TEAMTALK | In the fall semester of 2009-2010, Johan Hoorn (Managing Director of the Center for Advanced Media Research at VU University Amsterdam) launched a THNK undergraduate pilot course at the Amsterdam University College (a joint initiative by the VU University Amsterdam and the University of Amsterdam), titled "Multimedia and Design Thinking". The course provided a platform to test THNK methodological prototypes that are to be applied in its post-graduate education in the near future.
One of our student participants, Dora Tamari Tutnjevic, describes her participation in the course below:
“Whenever people ask what the 'Multimedia and Design Thinking' course was all about, I am never sure of what to say exactly because the format consisted of very diverse elements. In a nutshell, there were lots of heated discussions that challenged our common beliefs and assumptions, brainstorming sessions that confronted our mental blocks, field trips to either get inspired or present our inspired ideas, individual projects fit to one’s personal interest, as well as a big group project that joined all of the smaller projects together—and much more.
Hence, my experience of participating in the course is best described in terms of a personal journey. The freedom to explore our own interests and ideas within the framework of the course meant progressing as much or as little as one allowed oneself to. I finished the course with so much more baggage than mere multimedia knowledge. Insights that are valuable to me are the following: ideas that may seem crazy at first instance are not crazy by definition; working in a group is very demanding but a worthwhile challenge; it is important to approach the ideas of others constructively and to recognize the moments when it is best to take a step back when functioning in a group; even the best ideas are not good enough if you cannot convey them to others; and, no idea is so original that only one person can claim credit for the whole.

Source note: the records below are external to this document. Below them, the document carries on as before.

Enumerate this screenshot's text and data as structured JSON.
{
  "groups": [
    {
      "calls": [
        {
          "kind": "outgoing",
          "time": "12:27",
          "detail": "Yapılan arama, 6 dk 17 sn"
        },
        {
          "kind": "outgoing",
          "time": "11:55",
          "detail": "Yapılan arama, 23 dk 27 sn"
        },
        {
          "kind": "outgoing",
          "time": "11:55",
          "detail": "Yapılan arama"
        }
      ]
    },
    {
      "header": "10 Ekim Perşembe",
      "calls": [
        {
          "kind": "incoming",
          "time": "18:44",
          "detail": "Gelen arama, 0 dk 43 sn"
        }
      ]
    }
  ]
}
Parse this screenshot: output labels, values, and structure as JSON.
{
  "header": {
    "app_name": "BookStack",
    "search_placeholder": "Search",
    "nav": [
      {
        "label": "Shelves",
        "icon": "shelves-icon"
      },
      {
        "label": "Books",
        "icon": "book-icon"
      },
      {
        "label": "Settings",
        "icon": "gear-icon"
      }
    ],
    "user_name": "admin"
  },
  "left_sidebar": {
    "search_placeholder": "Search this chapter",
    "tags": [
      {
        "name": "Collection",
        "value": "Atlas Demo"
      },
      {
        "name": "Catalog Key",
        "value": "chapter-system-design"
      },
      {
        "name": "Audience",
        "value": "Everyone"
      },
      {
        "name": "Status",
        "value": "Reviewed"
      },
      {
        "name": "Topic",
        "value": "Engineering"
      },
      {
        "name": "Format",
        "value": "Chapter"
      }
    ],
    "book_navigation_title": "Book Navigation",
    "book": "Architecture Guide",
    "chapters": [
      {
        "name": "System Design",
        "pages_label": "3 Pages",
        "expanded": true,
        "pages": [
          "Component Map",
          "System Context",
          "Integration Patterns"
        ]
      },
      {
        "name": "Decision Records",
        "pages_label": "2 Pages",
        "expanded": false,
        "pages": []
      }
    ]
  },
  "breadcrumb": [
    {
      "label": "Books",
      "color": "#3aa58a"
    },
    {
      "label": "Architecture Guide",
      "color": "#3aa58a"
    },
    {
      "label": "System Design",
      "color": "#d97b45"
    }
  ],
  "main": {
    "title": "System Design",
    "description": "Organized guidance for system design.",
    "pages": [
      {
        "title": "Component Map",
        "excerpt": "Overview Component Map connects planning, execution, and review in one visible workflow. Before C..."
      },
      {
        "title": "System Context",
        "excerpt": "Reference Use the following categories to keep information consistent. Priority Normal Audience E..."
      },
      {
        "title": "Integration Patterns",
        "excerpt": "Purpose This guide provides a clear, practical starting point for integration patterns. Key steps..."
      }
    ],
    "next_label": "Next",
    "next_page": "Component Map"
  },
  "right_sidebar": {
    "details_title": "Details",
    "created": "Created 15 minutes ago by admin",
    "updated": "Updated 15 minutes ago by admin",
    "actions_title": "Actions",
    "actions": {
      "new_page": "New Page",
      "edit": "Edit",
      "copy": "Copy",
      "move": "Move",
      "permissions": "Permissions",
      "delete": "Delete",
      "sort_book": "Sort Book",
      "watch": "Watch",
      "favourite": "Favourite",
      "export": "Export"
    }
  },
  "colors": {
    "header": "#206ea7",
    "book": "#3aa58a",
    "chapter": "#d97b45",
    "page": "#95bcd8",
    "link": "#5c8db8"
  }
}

Group work was at the very core of the course. All of our ideas and projects were morphing together and directing the big project into different directions after each discussion. Having to constantly consider others’ ideas was not without frustration, but the countless times where I was inspired and encouraged by my peers made me understand and value the idea of group work much more than before. Moreover, the course was unique in its hands-on approach that is not necessarily common in academia. Our learning was complemented by frequent peeks into the real world to find inspiration. All of these visits and related learning culminated in us pitching our project to the creative industry. The glimpse into the working world turned the experience into a more well-rounded one as we were presented with the continuum of developing a project from scratch to the point where our ideas actually materialized meaningfully.”